I looked up the top three sports injuries in Mariner’s Harbor in lovely Staten Island, NY

1 - Transvestite Hookers working on Richmond Terrace

2 - Crack Ho’s with the clap working on Richmond Terrace

3 - Undercover policewomen working on Richmond Terrace -

A safety tip from Mate Charlie, “Always check out the shoes.” Charlie learned the hard way and could hear the tug whistle signals from the jail accross from the Staten Island Ferry.

I have seen guitars, tv’s, game consoles, coffee machines, exercise equipment, and mre’s. Once these guys have been there a while all they travel with is a backpack, leaving all the shtuff onboard. When they get caledl to another vessel to fill in they dont even carry the PPE to board safely. It is all back at “home” taking up space. Another guy packs it all up, every time (guitar, amp, matress, wardobe and more), whenever they crewchange at a different port, the office would need to send a trailer. Once you are in a rotation and know what kind of room is available, most bring something from home to make life more comfortable. Company policy is the other consideration. The great company I am working for will not allow any personalization in the cabins or wheelhouse. Then it comes down to popular vote. Engineers seem to travel with lots of tools, deckhands bring lots of toys, captains just carry a backpack.

On MSC ships a few of the crew will have bikes, but they are the ones who seem to be “live aboards” it would be tough to transport a bike when you transfer to other ships. I saw this mostly on the ships in the pacific. Surfboards too. Bikes are good to have if you happen to be operating out of Guam for around the base. I didnt see many bikes on East coast ships at all. Also, if you want to buy a bike wait till you get to the MSC ship and purchass it at the NEX(base exchange) and dont forget the helmet and reflective gear (base rules). Biggest thing I saw brought aboard a ship was a BIG Marshall amp for a guy on a ship in Italy…he had it shipped there and I’ll bet that it is still on the ship. Usually there is an out of the way area for bike storage but be sure to lock it up…and when you finally transfer…you can easily sell it to a shipmate.

Also, be careful while riding…I had a shipmate get hurt real bad while riding a bike overseas and it was a nightmare for him dealing with medical.

How, exactly, does one get to Richmond Terrace?

[QUOTE=trekleader;31124]How, exactly, does one get to Richmond Terrace?[/QUOTE]

Trek, you can get all of that in Richmond,Ca as well…lol

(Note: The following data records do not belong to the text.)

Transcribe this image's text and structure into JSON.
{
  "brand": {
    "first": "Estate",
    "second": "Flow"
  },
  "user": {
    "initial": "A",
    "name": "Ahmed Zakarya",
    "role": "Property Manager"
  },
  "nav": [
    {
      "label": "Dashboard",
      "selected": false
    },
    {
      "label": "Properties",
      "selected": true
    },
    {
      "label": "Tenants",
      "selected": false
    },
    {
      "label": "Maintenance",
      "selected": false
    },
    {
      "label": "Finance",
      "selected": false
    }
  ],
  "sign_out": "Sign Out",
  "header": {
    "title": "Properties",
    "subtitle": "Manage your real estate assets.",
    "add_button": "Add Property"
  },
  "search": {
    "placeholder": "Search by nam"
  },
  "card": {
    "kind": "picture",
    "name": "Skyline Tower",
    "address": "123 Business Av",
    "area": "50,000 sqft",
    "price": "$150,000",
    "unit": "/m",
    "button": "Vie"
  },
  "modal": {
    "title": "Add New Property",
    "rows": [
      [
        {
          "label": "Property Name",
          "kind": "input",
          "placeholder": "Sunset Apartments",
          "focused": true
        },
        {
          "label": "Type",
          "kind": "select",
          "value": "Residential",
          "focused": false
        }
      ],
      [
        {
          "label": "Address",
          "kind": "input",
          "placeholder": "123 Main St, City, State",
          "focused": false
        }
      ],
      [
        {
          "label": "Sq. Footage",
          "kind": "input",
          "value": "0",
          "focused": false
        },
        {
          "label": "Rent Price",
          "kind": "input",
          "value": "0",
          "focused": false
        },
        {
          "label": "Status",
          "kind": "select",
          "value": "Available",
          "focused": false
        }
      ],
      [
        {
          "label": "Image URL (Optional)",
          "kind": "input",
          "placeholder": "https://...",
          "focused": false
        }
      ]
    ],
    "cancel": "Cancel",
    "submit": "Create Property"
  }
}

I let my boys go skydiving once. Keeps them happy and thins out the herd.
Besides, an injury ashore doesn’t count against the LTA statistics and there is always a hospital around. Even if it is populated by more lizards than humans.